“I think it hurt us not playing that week, coming basically off a BYE,” Jennings said. “I think we were a little rusty. So much of our offense relies on timing, but I guess from a mental standpoint, I preach to our kids, that could easily be us.”
Jennings states that for his team, the focus goes beyond staying safe at school and the fieldhouse.
“We’ve got to make sure we do the right things not only at the field, but in the community also to make sure we remain safe,” Jennings said. “We’re just doing the little things and have got to stay on top of it.”
Those “little things” include social distancing while indoors, wearing masks and purchasing neck gaiters for the team prior to the season.
Jennings, a first-year head coach, has found the issues presented by COVID-19 to be particularly challenging as he has become acclimated to his new job this season.
“We’ve got to make sure we do the right things not only at the field, but in the community also to make sure we remain safe. We’re just doing the little things and have got to stay on top of it.”M.D. Jennings, Calhoun City head football coach
“It’s been tough,” Jennings said. “I just tell the kids and staff that we’ve got to roll with the punches. When something goes wrong, it’s my mindset that things could always be worse.”
Vardaman head coach Brennan Pugh is also young, in only his second season at the helm of the Rams’ program and has seen challenges as a result of the virus in 2020. Last week, Pugh had a death in the family, so the cancelation of the Okolona game actually helped the youthful playcaller in a sense.
“Obviously in the win column, it affected us that way,” Pugh said, “but to be honest, for me personally, it kind of helped me out. Obviously, I hate that we won’t be able to get it back, but we’re not the only team to have to deal with it. We have to move on and get ready for the next one.”
Although the issues presented by COVID-19 have been unique this season, Pugh believes every week produces special challenges, and he is taking the challenges as they come.

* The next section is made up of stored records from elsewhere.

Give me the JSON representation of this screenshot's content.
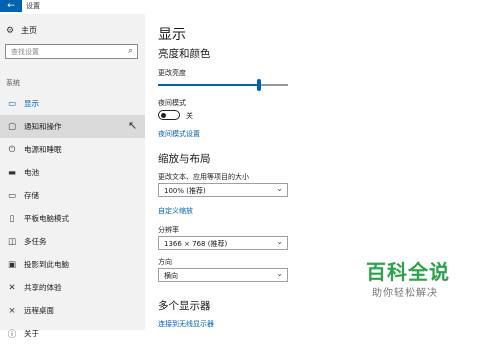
{
  "window": {
    "title": "设置",
    "back_icon": "arrow-left-icon"
  },
  "sidebar": {
    "home_label": "主页",
    "search_placeholder": "查找设置",
    "section": "系统",
    "items": [
      {
        "label": "显示",
        "icon": "monitor-icon",
        "active": true
      },
      {
        "label": "通知和操作",
        "icon": "notification-icon"
      },
      {
        "label": "电源和睡眠",
        "icon": "power-icon"
      },
      {
        "label": "电池",
        "icon": "battery-icon"
      },
      {
        "label": "存储",
        "icon": "storage-icon"
      },
      {
        "label": "平板电脑模式",
        "icon": "tablet-icon"
      },
      {
        "label": "多任务",
        "icon": "multitask-icon"
      },
      {
        "label": "投影到此电脑",
        "icon": "project-icon"
      },
      {
        "label": "共享的体验",
        "icon": "share-icon"
      },
      {
        "label": "远程桌面",
        "icon": "remote-desktop-icon"
      },
      {
        "label": "关于",
        "icon": "info-icon"
      }
    ]
  },
  "main": {
    "title": "显示",
    "brightness_section": "亮度和颜色",
    "brightness_label": "更改亮度",
    "brightness_level": 0.78,
    "night_light_label": "夜间模式",
    "night_light_state": "关",
    "night_light_settings_link": "夜间模式设置",
    "scale_section": "缩放与布局",
    "scale_label": "更改文本、应用等项目的大小",
    "scale_value": "100% (推荐)",
    "custom_scale_link": "自定义缩放",
    "resolution_label": "分辨率",
    "resolution_value": "1366 × 768 (推荐)",
    "orientation_label": "方向",
    "orientation_value": "横向",
    "multi_display_section": "多个显示器",
    "wireless_link": "连接到无线显示器"
  },
  "watermark": {
    "line1": "百科全说",
    "line2": "助你轻松解决",
    "color": "#2aa34a"
  },
  "colors": {
    "accent": "#0063b1",
    "sidebar_bg": "#f2f2f2",
    "hover_bg": "#dadada"
  }
}
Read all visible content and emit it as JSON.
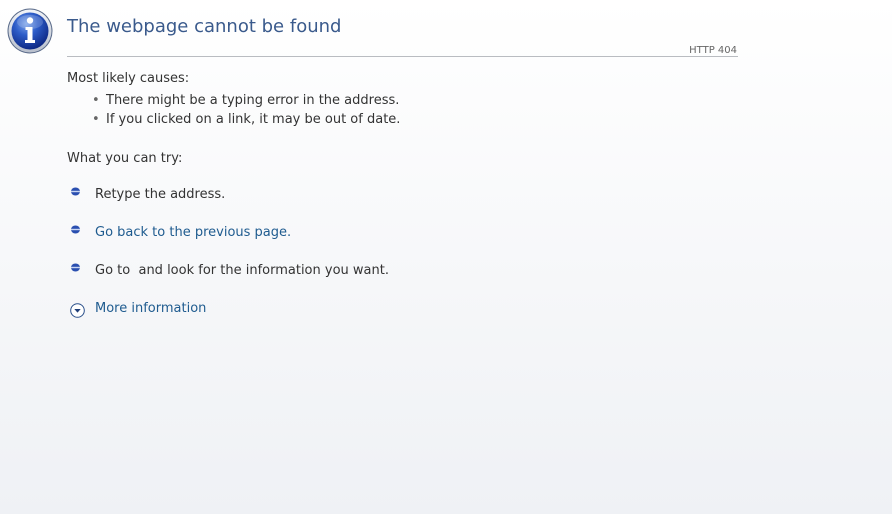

“It’s definitely presented new challenges, but I feel like every year there are some challenges that you’ve got to adapt and overcome,” Pugh said. “It would be one thing if we were the only ones having to do it, but everybody is dealing with the same thing, so we just do the best we can with it and control what we can control.”
Pugh, like Jennings and other coaches around Mississippi, are practicing what he describes as “common sense” measures like social distancing and constant washing of equipment, but that still doesn’t fully eliminate the risk of spreading the virus. Pugh himself had to quarantine due to contact tracing earlier this season and coached two games from a construction lift in his backyard adjacent to Carter Field.
“Thankfully, so far, we haven’t had any issues with besides me having to miss because of close contact, and hopefully we can keep it that way,” Pugh said.
“It’s definitely presented new challenges, but I feel like every year there are some challenges that you’ve got to adapt and overcome.”Brennan Pugh, Vardaman High School head football coach
The impact of COVID-19 hasn’t been limited to football, however. Just ask Calhoun City band director Hannah Irby who has seen multiple rounds of band members quarantined in this shortened season thus far.
“We had band camp scheduled for the last three weeks of July, and I got exposed to COVID from a band mom,” Irby said. “So, we only had three days instead of three weeks.”
This past week’s game against Eupora was the first time Calhoun City’s band has performed at halftime since early September. Although City’s band routine has been unorthodox due to the virus, they plan to travel to rival Bruce this Friday.
“Hopefully, we’ll make it to this game without anything happening,” Irby said. “We’re planning on going to Bruce, but it’s been rough.”
Irby is fresh out of college and in her first year as Calhoun City’s band director, something that has made adapting to this world of COVID-19 even more difficult like her coaching counterparts.
“It’s been rough,” Irby said.” Thankfully, college makes you good at stress management, but being the only one and dealing with COVID, I’ve had to call numerous mentor directors and just ask them what I should do. That’s the only thing that’s kept my sanity.”
In the midst of the hectic season, Irby is pleased that the Wildcat band can play part of its routine, but, obviously, her expectations have been altered due to all the speedbumps encountered along the way.
“We can play two out of three songs, so that’s the best I think we can ask for at this point,” Irby said.